→ **INSTRUCTIONS FOR THE TASK**
Nothing but the pictures should be left out when the entries below are duplicated.

→ **Interface dataset entries**
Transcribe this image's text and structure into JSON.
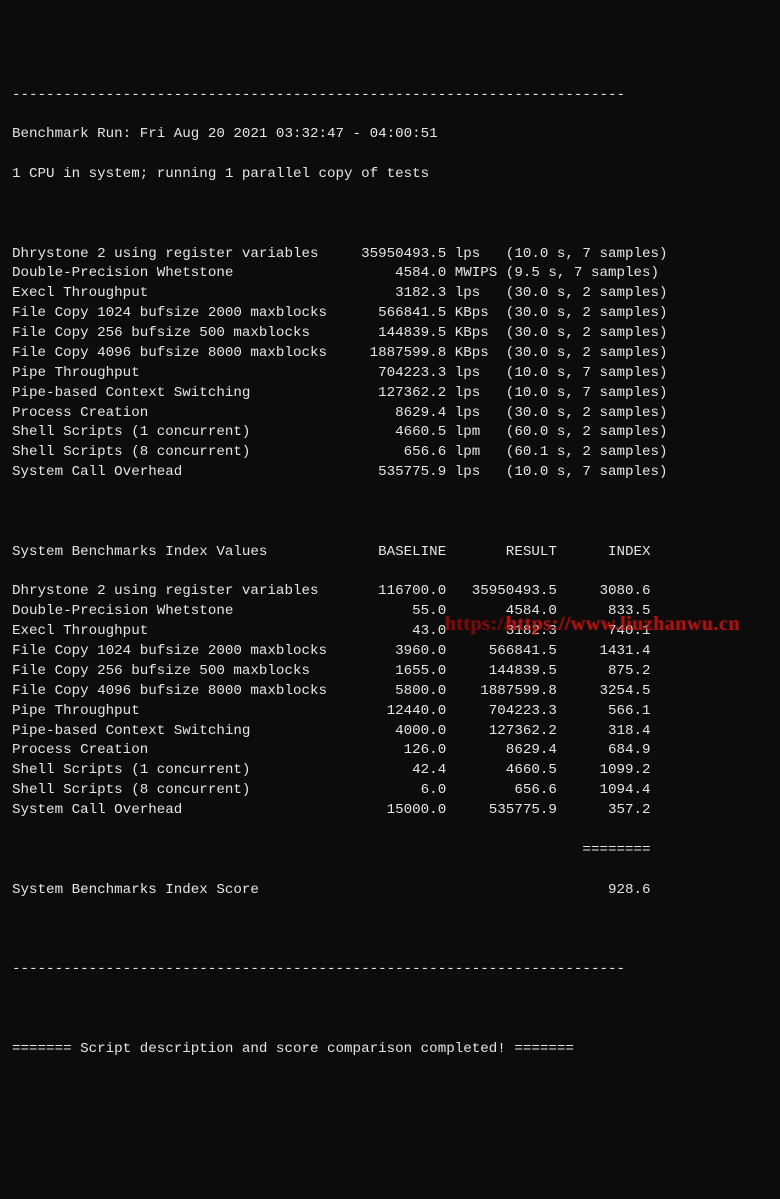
{
  "header": {
    "sep_top": "------------------------------------------------------------------------",
    "run_line": "Benchmark Run: Fri Aug 20 2021 03:32:47 - 04:00:51",
    "cpu_line": "1 CPU in system; running 1 parallel copy of tests"
  },
  "tests": [
    {
      "name": "Dhrystone 2 using register variables",
      "value": "35950493.5",
      "unit": "lps",
      "timing": "(10.0 s, 7 samples)"
    },
    {
      "name": "Double-Precision Whetstone",
      "value": "4584.0",
      "unit": "MWIPS",
      "timing": "(9.5 s, 7 samples)"
    },
    {
      "name": "Execl Throughput",
      "value": "3182.3",
      "unit": "lps",
      "timing": "(30.0 s, 2 samples)"
    },
    {
      "name": "File Copy 1024 bufsize 2000 maxblocks",
      "value": "566841.5",
      "unit": "KBps",
      "timing": "(30.0 s, 2 samples)"
    },
    {
      "name": "File Copy 256 bufsize 500 maxblocks",
      "value": "144839.5",
      "unit": "KBps",
      "timing": "(30.0 s, 2 samples)"
    },
    {
      "name": "File Copy 4096 bufsize 8000 maxblocks",
      "value": "1887599.8",
      "unit": "KBps",
      "timing": "(30.0 s, 2 samples)"
    },
    {
      "name": "Pipe Throughput",
      "value": "704223.3",
      "unit": "lps",
      "timing": "(10.0 s, 7 samples)"
    },
    {
      "name": "Pipe-based Context Switching",
      "value": "127362.2",
      "unit": "lps",
      "timing": "(10.0 s, 7 samples)"
    },
    {
      "name": "Process Creation",
      "value": "8629.4",
      "unit": "lps",
      "timing": "(30.0 s, 2 samples)"
    },
    {
      "name": "Shell Scripts (1 concurrent)",
      "value": "4660.5",
      "unit": "lpm",
      "timing": "(60.0 s, 2 samples)"
    },
    {
      "name": "Shell Scripts (8 concurrent)",
      "value": "656.6",
      "unit": "lpm",
      "timing": "(60.1 s, 2 samples)"
    },
    {
      "name": "System Call Overhead",
      "value": "535775.9",
      "unit": "lps",
      "timing": "(10.0 s, 7 samples)"
    }
  ],
  "index_header": {
    "title": "System Benchmarks Index Values",
    "col_baseline": "BASELINE",
    "col_result": "RESULT",
    "col_index": "INDEX"
  },
  "index_rows": [
    {
      "name": "Dhrystone 2 using register variables",
      "baseline": "116700.0",
      "result": "35950493.5",
      "index": "3080.6"
    },
    {
      "name": "Double-Precision Whetstone",
      "baseline": "55.0",
      "result": "4584.0",
      "index": "833.5"
    },
    {
      "name": "Execl Throughput",
      "baseline": "43.0",
      "result": "3182.3",
      "index": "740.1"
    },
    {
      "name": "File Copy 1024 bufsize 2000 maxblocks",
      "baseline": "3960.0",
      "result": "566841.5",
      "index": "1431.4"
    },
    {
      "name": "File Copy 256 bufsize 500 maxblocks",
      "baseline": "1655.0",
      "result": "144839.5",
      "index": "875.2"
    },
    {
      "name": "File Copy 4096 bufsize 8000 maxblocks",
      "baseline": "5800.0",
      "result": "1887599.8",
      "index": "3254.5"
    },
    {
      "name": "Pipe Throughput",
      "baseline": "12440.0",
      "result": "704223.3",
      "index": "566.1"
    },
    {
      "name": "Pipe-based Context Switching",
      "baseline": "4000.0",
      "result": "127362.2",
      "index": "318.4"
    },
    {
      "name": "Process Creation",
      "baseline": "126.0",
      "result": "8629.4",
      "index": "684.9"
    },
    {
      "name": "Shell Scripts (1 concurrent)",
      "baseline": "42.4",
      "result": "4660.5",
      "index": "1099.2"
    },
    {
      "name": "Shell Scripts (8 concurrent)",
      "baseline": "6.0",
      "result": "656.6",
      "index": "1094.4"
    },
    {
      "name": "System Call Overhead",
      "baseline": "15000.0",
      "result": "535775.9",
      "index": "357.2"
    }
  ],
  "score": {
    "sep": "                                                                   ========",
    "label": "System Benchmarks Index Score",
    "value": "928.6"
  },
  "footer": {
    "sep_before": "------------------------------------------------------------------------",
    "line": "======= Script description and score comparison completed! ======="
  },
  "watermark": {
    "ghost": "https://",
    "text": "https://www.liuzhanwu.cn"
  }
}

→ **COMPLETED EXERCISE**
Transcribe this image's text and structure into JSON.
{
  "header": {
    "sep_top": "------------------------------------------------------------------------",
    "run_line": "Benchmark Run: Fri Aug 20 2021 03:32:47 - 04:00:51",
    "cpu_line": "1 CPU in system; running 1 parallel copy of tests"
  },
  "tests": [
    {
      "name": "Dhrystone 2 using register variables",
      "value": "35950493.5",
      "unit": "lps",
      "timing": "(10.0 s, 7 samples)"
    },
    {
      "name": "Double-Precision Whetstone",
      "value": "4584.0",
      "unit": "MWIPS",
      "timing": "(9.5 s, 7 samples)"
    },
    {
      "name": "Execl Throughput",
      "value": "3182.3",
      "unit": "lps",
      "timing": "(30.0 s, 2 samples)"
    },
    {
      "name": "File Copy 1024 bufsize 2000 maxblocks",
      "value": "566841.5",
      "unit": "KBps",
      "timing": "(30.0 s, 2 samples)"
    },
    {
      "name": "File Copy 256 bufsize 500 maxblocks",
      "value": "144839.5",
      "unit": "KBps",
      "timing": "(30.0 s, 2 samples)"
    },
    {
      "name": "File Copy 4096 bufsize 8000 maxblocks",
      "value": "1887599.8",
      "unit": "KBps",
      "timing": "(30.0 s, 2 samples)"
    },
    {
      "name": "Pipe Throughput",
      "value": "704223.3",
      "unit": "lps",
      "timing": "(10.0 s, 7 samples)"
    },
    {
      "name": "Pipe-based Context Switching",
      "value": "127362.2",
      "unit": "lps",
      "timing": "(10.0 s, 7 samples)"
    },
    {
      "name": "Process Creation",
      "value": "8629.4",
      "unit": "lps",
      "timing": "(30.0 s, 2 samples)"
    },
    {
      "name": "Shell Scripts (1 concurrent)",
      "value": "4660.5",
      "unit": "lpm",
      "timing": "(60.0 s, 2 samples)"
    },
    {
      "name": "Shell Scripts (8 concurrent)",
      "value": "656.6",
      "unit": "lpm",
      "timing": "(60.1 s, 2 samples)"
    },
    {
      "name": "System Call Overhead",
      "value": "535775.9",
      "unit": "lps",
      "timing": "(10.0 s, 7 samples)"
    }
  ],
  "index_header": {
    "title": "System Benchmarks Index Values",
    "col_baseline": "BASELINE",
    "col_result": "RESULT",
    "col_index": "INDEX"
  },
  "index_rows": [
    {
      "name": "Dhrystone 2 using register variables",
      "baseline": "116700.0",
      "result": "35950493.5",
      "index": "3080.6"
    },
    {
      "name": "Double-Precision Whetstone",
      "baseline": "55.0",
      "result": "4584.0",
      "index": "833.5"
    },
    {
      "name": "Execl Throughput",
      "baseline": "43.0",
      "result": "3182.3",
      "index": "740.1"
    },
    {
      "name": "File Copy 1024 bufsize 2000 maxblocks",
      "baseline": "3960.0",
      "result": "566841.5",
      "index": "1431.4"
    },
    {
      "name": "File Copy 256 bufsize 500 maxblocks",
      "baseline": "1655.0",
      "result": "144839.5",
      "index": "875.2"
    },
    {
      "name": "File Copy 4096 bufsize 8000 maxblocks",
      "baseline": "5800.0",
      "result": "1887599.8",
      "index": "3254.5"
    },
    {
      "name": "Pipe Throughput",
      "baseline": "12440.0",
      "result": "704223.3",
      "index": "566.1"
    },
    {
      "name": "Pipe-based Context Switching",
      "baseline": "4000.0",
      "result": "127362.2",
      "index": "318.4"
    },
    {
      "name": "Process Creation",
      "baseline": "126.0",
      "result": "8629.4",
      "index": "684.9"
    },
    {
      "name": "Shell Scripts (1 concurrent)",
      "baseline": "42.4",
      "result": "4660.5",
      "index": "1099.2"
    },
    {
      "name": "Shell Scripts (8 concurrent)",
      "baseline": "6.0",
      "result": "656.6",
      "index": "1094.4"
    },
    {
      "name": "System Call Overhead",
      "baseline": "15000.0",
      "result": "535775.9",
      "index": "357.2"
    }
  ],
  "score": {
    "sep": "                                                                   ========",
    "label": "System Benchmarks Index Score",
    "value": "928.6"
  },
  "footer": {
    "sep_before": "------------------------------------------------------------------------",
    "line": "======= Script description and score comparison completed! ======="
  },
  "watermark": {
    "ghost": "https://",
    "text": "https://www.liuzhanwu.cn"
  }
}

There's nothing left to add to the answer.